DEA Likely to Reschedule Cannabis According to Government Analysts

DEA Likely to Reschedule Cannabis According to Government Analysts

On the heels of the Department of Health and Human Services (HHS) recommendation to move marijuana to Schedule III, researchers predict the agency will go along with the suggested change.

The 21st century is almost a quarter complete. In that time, marijuana has gone from an illegal narcotic carrying massive prison terms for those convicted of growing, selling and possessing it to a legal recreational drug available for purchase and consumption by individuals over 21 in 23 states.


Despite all that progress, cannabis remains illegal at the federal level. However, according to a recent government analysis, that designation is about to change radically. As first reported by MJBizDaily, the U.S. Drug Enforcement Agency (DEA) will "likely" make the unprecedented move to reschedule marijuana from a Schedule I to a Schedule III drug on the federal government's Controlled Substance List (CSL).


This past August, at the direction of the U.S. Food and Drug Administration, the Department of Health and Human Services (HHS) made the recommendation to reschedule cannabis following an extensive scientific review of the plant requested by President Biden last year as part of his decision to grant pardons to all individuals currently serving federal prison sentences for simple marijuana possession convictions.

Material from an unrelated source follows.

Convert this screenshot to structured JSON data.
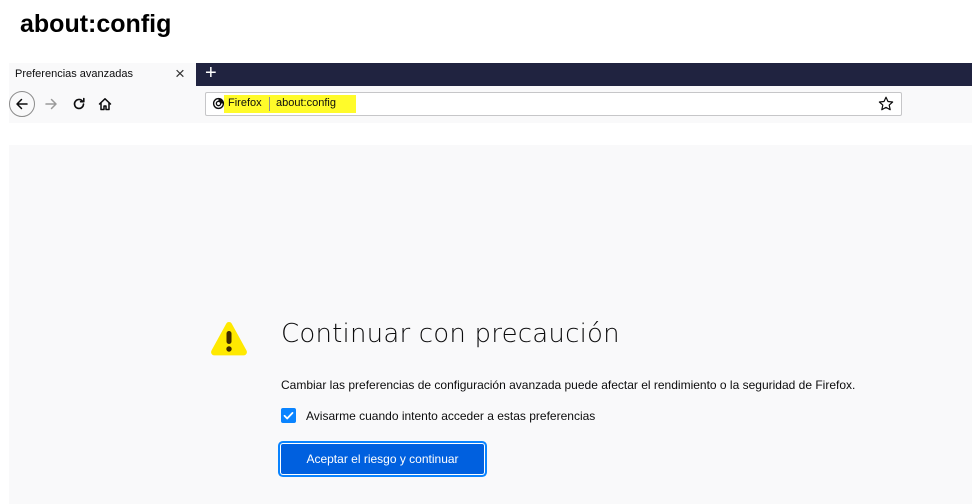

In a statement following the announcement, an HHS spokesperson said, "Following the data and science, HHS has expeditiously responded to President Biden's directive to HHS Secretary Becerra and provided its scheduling recommendation for marijuana to the DEA on August 29, 2023. This administrative process was completed in less than 11 months, reflecting this department's collaboration and leadership to ensure that a comprehensive scientific evaluation be completed and shared expeditiously."


"Following the data and science, HHS has expeditiously responded to President Biden's directive to HHS Secretary Becerra and provided its scheduling recommendation for marijuana to the DEA on August 29, 2023. This administrative process was completed in less than 11 months, reflecting this department's collaboration and leadership to ensure that a comprehensive scientific evaluation be completed and shared expeditiously."

- HHS Spokesperson


However, the final decision on rescheduling narcotics listed on the CSL belongs to the DEA, the chief federal law enforcement agency in charge of policing illegal drugs in the United States.


With no clear precedent to guide the agency on handling the HHS' recommendation, many industry advocates and stakeholders were unsure how the DEA would respond. However, according to a report released on September 13 by the Congressional Research Service (CRS), the federal government's public policy think tank, the DEA confirmed to Congress in 2020 that it is "bound by law to defer to the U.S. Department of Health and Human Services (HHS) on matters of science and health."


​​Based on that assessment, it is doubtful that the agency will seek to prohibit this seismic shift in federal drug policy, which could have significant implications for the American cannabis industry and marijuana users seeking federal jobs or assistance, including public housing and military services.


As part of their analysis, researchers explained, "The DEA has testified in response to questioning at a congressional hearing in 2020 that it is bound by (Food and Drug Administration) recommendations on scientific and medical matters, and if past is prologue, it could be likely that DEA will reschedule marijuana according to HHS's recommendation. (The) CRS is unaware of any instance where DEA has rejected an FDA recommendation to reschedule."


"The DEA has testified in response to questioning at a congressional hearing in 2020 that it is bound by (Food and Drug Administration) recommendations on scientific and medical matters, and if past is prologue, it could be likely that DEA will reschedule marijuana according to HHS's recommendation. (The) CRS is unaware of any instance where DEA has rejected an FDA recommendation to reschedule."

- Congressional Research Service


If, as researchers and legal experts expect, the agency follows the HHS recommendation, it must also propose an appropriate change to federal law reflecting the reclassification.


That analysis and subsequent proposal by the DEA should be done and made by the end of the year, with the necessary modifications to federal law finalized as early as next spring. The effects of the scheduling change could be momentous, including the elimination of the dreaded Section 280E in the federal tax code, which prohibits cannabis companies from taking standard business tax deductions on their federal returns.


Along with the tax implications, another critical change to the overall handling of cannabis as a Schedule III drug is that it will now be legally available from a federal perspective with a doctor's prescription after a thorough FDA approval process.


The next six months will be a hectic and pivotal time in the national marijuana narrative. Much like the end of alcohol prohibition in the 1930s, taking cannabis from a Schedule I narcotic to a fully legal recreational substance will require multiple phases and a tremendous amount of cooperation, communication and education by lawmakers, activists, stakeholders and consumers.


However, the first steps toward that seemingly inevitable eventuality are already being taken. What remains unknown is how many more steps will be needed to complete the journey and how long it will take to achieve the final goal.